The Open Source Consortium (OSC) is threatening to lodge a complaint with the European Commision over the BBC’s soon-to-be launched iPlayer. The UK-only Internet TV catch-up service utilizes Microsoft’s DRM technology, and so won’t work on non-Windows operating systems such as Mac or Linux, which, the OSC says, will force viewers to buy or use a PC, giving Microsoft an unfair and uncompetitive advantage.
Although the decision on what operating systems to support is usually a commercial one, the BBC faces wider criticism because of its public service broadcaster status, and the fact that the corporation is funded by British tax payers.
“The BBC has a mandate to provide equal access to people irrespective of platform,” said Mark Taylor, president of OSC. “We don’t think it is appropriate to lock people into a particular desktop technology. We believe the BBC has a higher duty of care than a purely commercial organisation.”
Accusing the BBC of encouraging lock-in, the OSC compares the situation to if the BBC offered programmes that were only viewable on certain makes of television.
In a rather feeble response, a BBC statement reads:
“The BBC aims to make its content as widely available as possible and has always taken a platform agnostic approach to its Internet services.
“It is not possible to put an exact timeframe on when BBC iPlayer will be available for Mac users. However, we are working to ensure this happens as soon as possible and the BBC Trust will be monitoring progress on a six monthly basis.”
The BBC Trust is the government-appointed body charged with overseeing the corporation, and approved the BBC’s Windows-only iPlayer plans, as Microsoft’s technology works on the most commonly used operating system and provides an off-the-shelf DRM solution which will enable the broadcaster to limit playback to thirty days and prevent content from being burned to DVD.
However, the trust has asked the BBC to ensure its iPlayer works on Macs and other platforms within a time-frame of two years. This, says the BBC, can’t be guaranteed as it relies on third-parties — read: Microsoft — co-operating. Alternatively, the corporation would have to find a new cross-platform DRM provider which can match the feature-set of Microsoft’s solution.

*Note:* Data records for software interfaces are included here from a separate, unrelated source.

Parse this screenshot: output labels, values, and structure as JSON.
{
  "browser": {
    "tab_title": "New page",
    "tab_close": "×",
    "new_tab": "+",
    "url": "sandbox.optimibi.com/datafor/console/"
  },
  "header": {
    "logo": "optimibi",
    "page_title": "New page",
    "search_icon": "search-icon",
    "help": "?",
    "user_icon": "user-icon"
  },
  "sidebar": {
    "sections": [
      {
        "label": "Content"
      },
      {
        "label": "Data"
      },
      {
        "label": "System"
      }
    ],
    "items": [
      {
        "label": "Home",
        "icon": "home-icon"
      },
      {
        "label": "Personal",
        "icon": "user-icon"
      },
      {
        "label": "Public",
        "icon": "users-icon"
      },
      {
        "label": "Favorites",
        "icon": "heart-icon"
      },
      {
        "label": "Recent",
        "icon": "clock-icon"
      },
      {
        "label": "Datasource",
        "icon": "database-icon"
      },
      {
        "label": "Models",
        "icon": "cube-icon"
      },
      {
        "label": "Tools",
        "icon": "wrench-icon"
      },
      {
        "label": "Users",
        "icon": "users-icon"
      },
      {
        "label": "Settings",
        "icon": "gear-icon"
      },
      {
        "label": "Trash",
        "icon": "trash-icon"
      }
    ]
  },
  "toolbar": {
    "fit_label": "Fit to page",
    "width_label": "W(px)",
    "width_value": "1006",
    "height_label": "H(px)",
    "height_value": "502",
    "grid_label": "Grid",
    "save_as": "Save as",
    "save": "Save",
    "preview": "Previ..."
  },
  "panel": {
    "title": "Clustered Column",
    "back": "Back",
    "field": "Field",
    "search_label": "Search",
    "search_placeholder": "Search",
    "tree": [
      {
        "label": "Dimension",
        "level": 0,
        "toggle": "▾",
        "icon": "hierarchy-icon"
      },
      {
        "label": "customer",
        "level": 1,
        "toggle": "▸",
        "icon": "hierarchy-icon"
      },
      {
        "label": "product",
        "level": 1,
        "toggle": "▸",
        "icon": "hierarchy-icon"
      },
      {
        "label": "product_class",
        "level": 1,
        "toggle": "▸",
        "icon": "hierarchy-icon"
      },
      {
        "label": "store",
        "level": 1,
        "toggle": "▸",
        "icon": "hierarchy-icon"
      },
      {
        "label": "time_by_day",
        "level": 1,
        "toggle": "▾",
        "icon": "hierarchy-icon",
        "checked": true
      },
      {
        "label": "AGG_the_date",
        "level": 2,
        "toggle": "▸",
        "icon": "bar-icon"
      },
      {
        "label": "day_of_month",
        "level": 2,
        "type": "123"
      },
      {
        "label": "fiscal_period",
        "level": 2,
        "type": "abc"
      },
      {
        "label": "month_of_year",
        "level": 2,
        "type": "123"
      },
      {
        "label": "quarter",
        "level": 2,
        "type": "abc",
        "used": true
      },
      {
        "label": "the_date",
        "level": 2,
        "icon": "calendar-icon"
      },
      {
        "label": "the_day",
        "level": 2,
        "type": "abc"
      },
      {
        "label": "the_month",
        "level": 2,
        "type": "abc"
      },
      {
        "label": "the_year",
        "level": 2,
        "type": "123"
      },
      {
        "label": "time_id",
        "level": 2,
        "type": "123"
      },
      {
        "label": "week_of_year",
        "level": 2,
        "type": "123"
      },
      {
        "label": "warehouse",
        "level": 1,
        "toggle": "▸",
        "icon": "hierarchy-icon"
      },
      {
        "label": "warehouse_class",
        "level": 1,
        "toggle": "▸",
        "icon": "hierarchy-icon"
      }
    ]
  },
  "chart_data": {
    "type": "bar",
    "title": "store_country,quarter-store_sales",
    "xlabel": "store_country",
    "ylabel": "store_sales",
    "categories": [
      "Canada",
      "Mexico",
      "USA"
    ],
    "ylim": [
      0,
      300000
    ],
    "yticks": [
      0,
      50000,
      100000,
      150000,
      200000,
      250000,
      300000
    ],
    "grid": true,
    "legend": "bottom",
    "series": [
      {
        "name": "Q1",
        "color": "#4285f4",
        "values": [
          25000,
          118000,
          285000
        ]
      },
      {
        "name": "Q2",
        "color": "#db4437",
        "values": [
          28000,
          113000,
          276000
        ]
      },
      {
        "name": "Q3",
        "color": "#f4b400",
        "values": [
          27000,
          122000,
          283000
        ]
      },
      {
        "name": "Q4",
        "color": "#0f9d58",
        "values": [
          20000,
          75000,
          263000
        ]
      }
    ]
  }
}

Update: In a press release, the BBC has announced the launch date for a public Beta of iPlayer: 27th July. A number of re-announcements were also made, such as that clips will appear on YouTube to encourage links back to iPlayer, and that content will also be made available on Virgin’s on-demand cable service. The BBC is also in discussion with a wide range of additional potential distribution partners, including MSN, telegraph.co.uk, AOL, Tiscali, Yahoo!, MySpace, Blinkx and Bebo.
With regards to a Mac or Linux version, the press release gives mention to it, but with no timescale. On the other hand, a BBC news article suggests — rather ambiguously — it could be as early as autumn.